Some individuals like broccoli florets, however broccoli leaves and stems can also be consumed. The broccoli stem has the greatest fiber, but the broccoli leaves have the most cell-protecting antioxidants, vitamins E and K, and calcium. At the grocery store or farmer’s market, search for broccoli with dark green or purple florets, not yellow ones.
- Do not wash broccoli until it is ready to be cooked.
- Unwashed, it will last a week in a plastic bag in the refrigerator.
- Up to 90 percent of broccoli’s nutrients are destroyed by boiling, so cook it in a different manner.
- It may be easily roasted, steamed, stir-fried, or microwaved.
- Broccoli may also be eaten raw with hummus or salad dressing.
For further methods of preparing broccoli, please visit: Broccoli Parmesan Pasta Creamy Broccoli Soup Roasted Broccoli & Tomatoes
Are broccoli stems as nutritious as broccoli florets?
As nutritious as broccoli florets? I must admit that I have never given broccoli stems much consideration before. I’ve cut off the florets with a huge kitchen knife and discarded the obviously inedible remains for years. The leftover pineapple crown and egg shells from Sunday’s lunch left me with an overflowing compost container last night.
Something about this situation made me ponder whether broccoli stems have any nutritional benefit. I assumed it was comparable to iceberg lettuce based only on its color, mainly water with a bit more fiber. I was so incorrect! Although they are not as beautiful or tasty as the florets, broccoli stems are equally healthy.
Actually, stems contain somewhat more calcium, iron, and vitamin C per gram. The dark green florets are only richer in vitamin A. How could I go through life without understanding this? Still, I shake my head when I consider all of the nutrients I’ve discarded over the years, and I daydream of utilizing my future stems.
Typically, vitamin C is associated with oranges or strawberries, but broccoli definitely deserves credit — a half-cup (78-gram) serving of cooked broccoli boasts 84% of the RDI for this vitamin ( 3 ). Summary Broccoli provides an excellent source of vitamin C, a nutrient known to support healthy immune response.

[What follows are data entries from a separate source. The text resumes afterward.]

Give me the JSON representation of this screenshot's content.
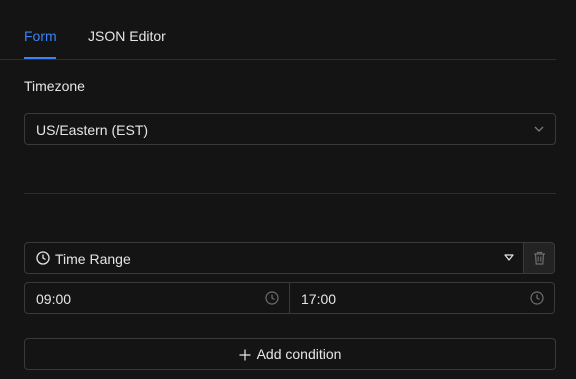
{
  "tabs": [
    {
      "label": "Form",
      "active": true
    },
    {
      "label": "JSON Editor",
      "active": false
    }
  ],
  "timezone": {
    "label": "Timezone",
    "selected": "US/Eastern (EST)"
  },
  "condition": {
    "type": "Time Range",
    "start": "09:00",
    "end": "17:00"
  },
  "actions": {
    "add_condition": "Add condition"
  },
  "icons": {
    "select": "chevron-down-icon",
    "condition": "clock-icon",
    "caret": "caret-down-icon",
    "delete": "trash-icon",
    "time": "clock-icon",
    "add": "plus-icon"
  },
  "colors": {
    "accent": "#3b82f6",
    "background": "#141414",
    "border": "#3a3a3a",
    "text": "#e6e6e6"
  }
}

Should one consume Broccoli?
Let’s not dismiss it as the black meat of the brassica family; it’s a food we should regularly consume. And even more crucial, let’s utilize each and every portion of the broccoli – yes, each and every part.
What are broccoli’s nutritional benefits?
Numerous nutrients in broccoli are known to promote bone health and prevent bone-related illnesses. Vitamin K and calcium, two essential minerals for keeping strong, healthy bones, are abundant in broccoli ( 42, 43, 44 ). In addition, it includes phosphorus, zinc, and vitamins A and C, all of which are essential for strong bones ( 45 ).